As for Speights and Smith, both are former first-round picks that haven’t panned out yet (for different reasons). With that said, both remain solid prospects. Smith missed the entire 2009-10 season due to a torn ACL and when he wasn’t anchored to Eddie Jordan’s bench in 2010-11, he showed signs of being an impact player. Smith gives the Sixers a big man with an array of offensive moves who can also pull defenders out 15-18 feet with his ability to hit the mid-range jumper consistently.
Meanwhile, Speights has had a tumultuous time with the 76ers. When Speights came out of the University of Florida, scouts never questioned his athletic potential. Unfortunately, he carried the label of “lazy.” So far with the Sixers, it seems like that label is fitting. In two years, Speights has started only three out of 141 games. Yes, he missed 14 games with a torn MCL this past season, but he has never become the presence the Sixers thought he could become.
The six-foot-ten Speights has the bulk to bang with the big bodies in the low post, which he has demonstrated by pulling down 3.9 rebounds per game over his career in just 16 minutes per night. Moreover, Speights can put the ball in the hoop with the best of them as he is averaging a .5 points per minute played (8.8 ppg. for his career). His problem lies with his lack of passion at the defensive end. He draws a ton of fouls due to being lazy and not moving his feet. With Collins in the saddle, Speights has a chance to changes his bad habits. Collins knows how to teach young players and get the best out of them. And if he doesn’t change his defensive ways, the Sixers have two quality big men to run out there ahead of him.
Lastly, the Sixers have a plethora of talent at the guard position. Their backup guards all have unique and diverse roles with the club. Louis Williams is a pure scorer who can hit mid-range jumpers or use his lightning quick speed to get to the hoop. Meanwhile, his speed allows him to breakdown a defense and dish off to a teammate for an easy basket. Also, he possesses great hands, which leads to a ton of steals at the defensive end of the court.
It is true that Williams has his deficiencies – he lacks the ideal size to be a true shooting guard, struggles at the defensive end to stay in front of his man and is probably not a good enough distributor to be a pure point guard. However if can deliver 14 points and 4 assists off the bench like he averaged this past season, then the Sixers will have a very formidable combo guard off the pine.
The 76ers reserve guard group also includes two shooters that could make huge contributions in 2010-11. Those two players are Jodie Meeks and Jason Kapono. No one on the Sixers is considered to be an elite or even a decent three-point shooter, but Meeks and Kapono add that dimension to this team. If Collins utilizes their strengths, then both could make an impact on a nightly basis.

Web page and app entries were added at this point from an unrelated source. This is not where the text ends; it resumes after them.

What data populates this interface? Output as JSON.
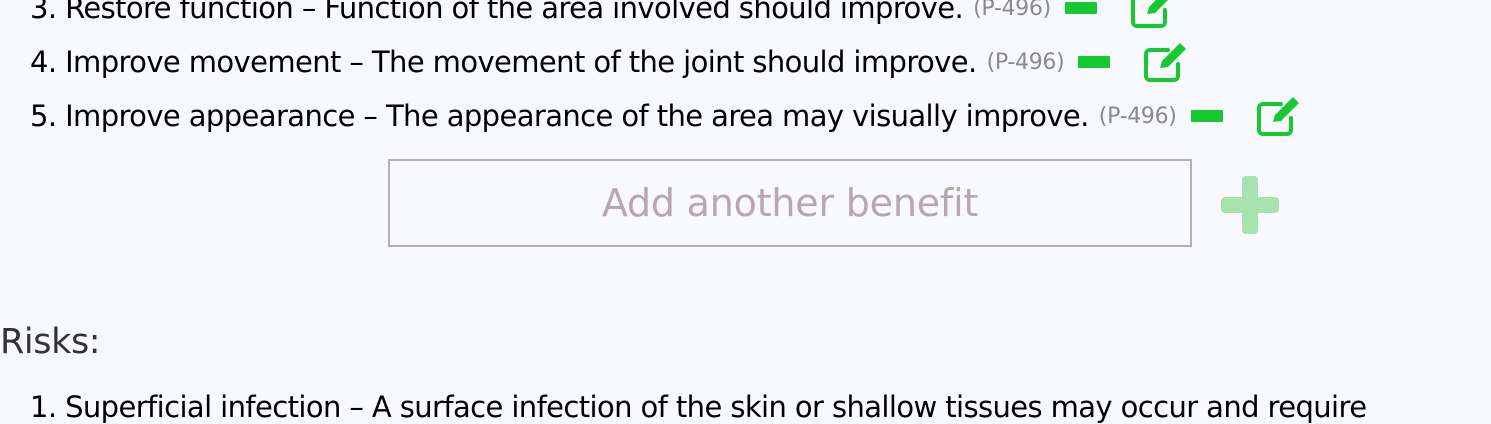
{
  "benefits": [
    {
      "text": "3. Restore function – Function of the area involved should improve.",
      "ref": "(P-496)"
    },
    {
      "text": "4. Improve movement – The movement of the joint should improve.",
      "ref": "(P-496)"
    },
    {
      "text": "5. Improve appearance – The appearance of the area may visually improve.",
      "ref": "(P-496)"
    }
  ],
  "add_benefit": {
    "placeholder": "Add another benefit"
  },
  "risks": {
    "label": "Risks:",
    "items": [
      {
        "text": "1. Superficial infection – A surface infection of the skin or shallow tissues may occur and require"
      }
    ]
  },
  "colors": {
    "accent_green": "#17c92f",
    "plus_green": "#a8e3af",
    "ref_grey": "#8a8a8a"
  }
}
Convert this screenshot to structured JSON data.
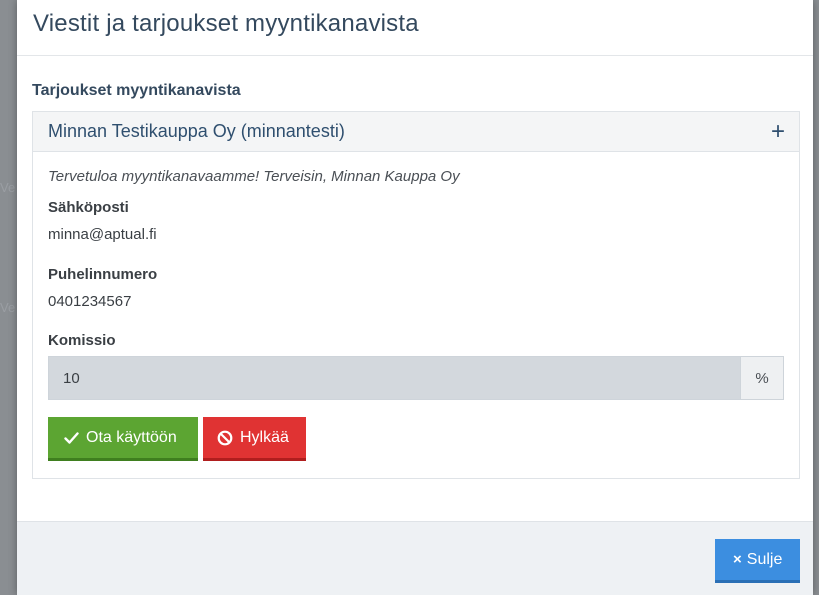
{
  "backdrop": {
    "fragment_1": "Ve",
    "fragment_2": "Ve"
  },
  "modal": {
    "title": "Viestit ja tarjoukset myyntikanavista",
    "section_title": "Tarjoukset myyntikanavista",
    "offer": {
      "heading": "Minnan Testikauppa Oy (minnantesti)",
      "expand_icon": "+",
      "greeting": "Tervetuloa myyntikanavaamme! Terveisin, Minnan Kauppa Oy",
      "email_label": "Sähköposti",
      "email_value": "minna@aptual.fi",
      "phone_label": "Puhelinnumero",
      "phone_value": "0401234567",
      "commission_label": "Komissio",
      "commission_value": "10",
      "commission_unit": "%",
      "accept_label": "Ota käyttöön",
      "reject_label": "Hylkää"
    },
    "footer": {
      "close_label": "Sulje",
      "close_icon": "×"
    }
  },
  "colors": {
    "accept": "#5ca532",
    "reject": "#e03333",
    "primary": "#3c8ee0",
    "title": "#34495e"
  },
  "icons": {
    "accept": "check-icon",
    "reject": "ban-icon",
    "close": "close-icon",
    "expand": "plus-icon"
  }
}
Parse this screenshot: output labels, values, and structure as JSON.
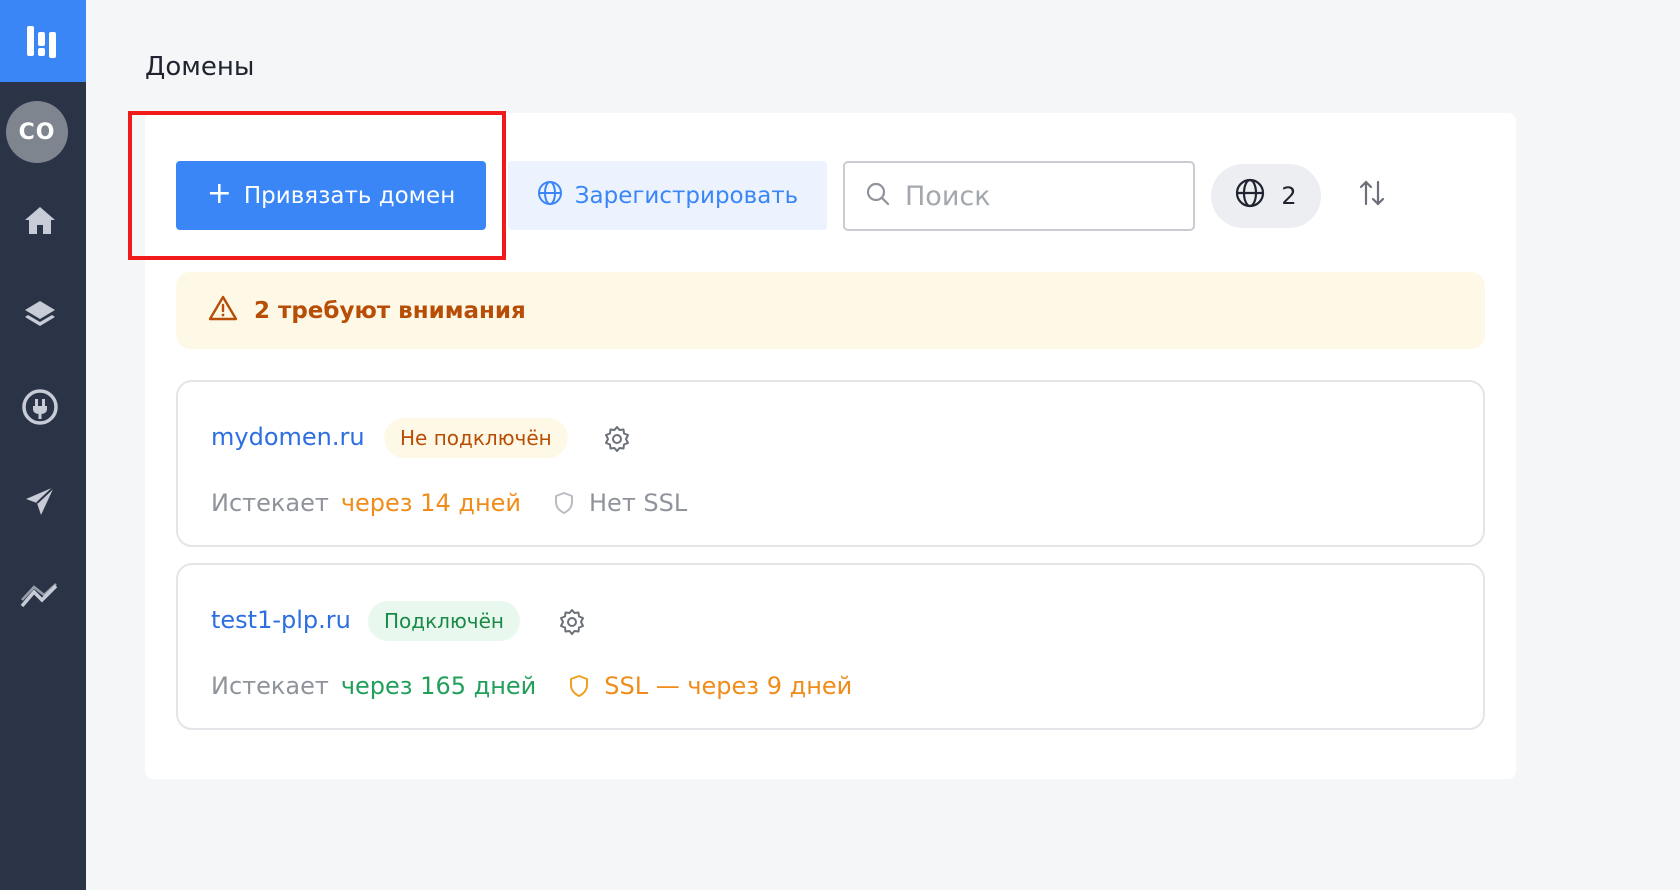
{
  "sidebar": {
    "avatar_text": "CO",
    "icons": [
      "logo-icon",
      "home-icon",
      "layers-icon",
      "plug-icon",
      "send-icon",
      "analytics-icon"
    ]
  },
  "page": {
    "title": "Домены"
  },
  "toolbar": {
    "bind_label": "Привязать домен",
    "register_label": "Зарегистрировать",
    "search_placeholder": "Поиск",
    "domain_count": "2"
  },
  "alert": {
    "text": "2 требуют внимания"
  },
  "domains": [
    {
      "name": "mydomen.ru",
      "status": "Не подключён",
      "expires_label": "Истекает",
      "expires_value": "через 14 дней",
      "ssl_text": "Нет SSL"
    },
    {
      "name": "test1-plp.ru",
      "status": "Подключён",
      "expires_label": "Истекает",
      "expires_value": "через 165 дней",
      "ssl_text": "SSL — через 9 дней"
    }
  ],
  "colors": {
    "accent": "#3a86f7",
    "sidebar": "#2b3347",
    "warning": "#b84e06",
    "success": "#1b8a46",
    "highlight": "#f01a1a"
  }
}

A deep bench is a colossal advantage for any NBA team, but especially useful for a franchise trying to pull themselves out of the basement in the conference. Having a competent and proficient bench enables a club to stay close or ahead of opposing teams without even having their best lineup on the court. Moreover, a solid bench can make up for the bad night of a superstar and win a game that should be a sure loss.
At Collins disposal is a bench that could wear down opponents starting five on a nightly basis; meanwhile can also keep his team fresh for the stretch run (and possible playoff run).
Unquestionably the 76ers bench is untested, but the talented is definitely there. If the Sixers bench is employed properly and accepts the nightly challenges, then they could transform from a team with promise into a legitimate playoff contender.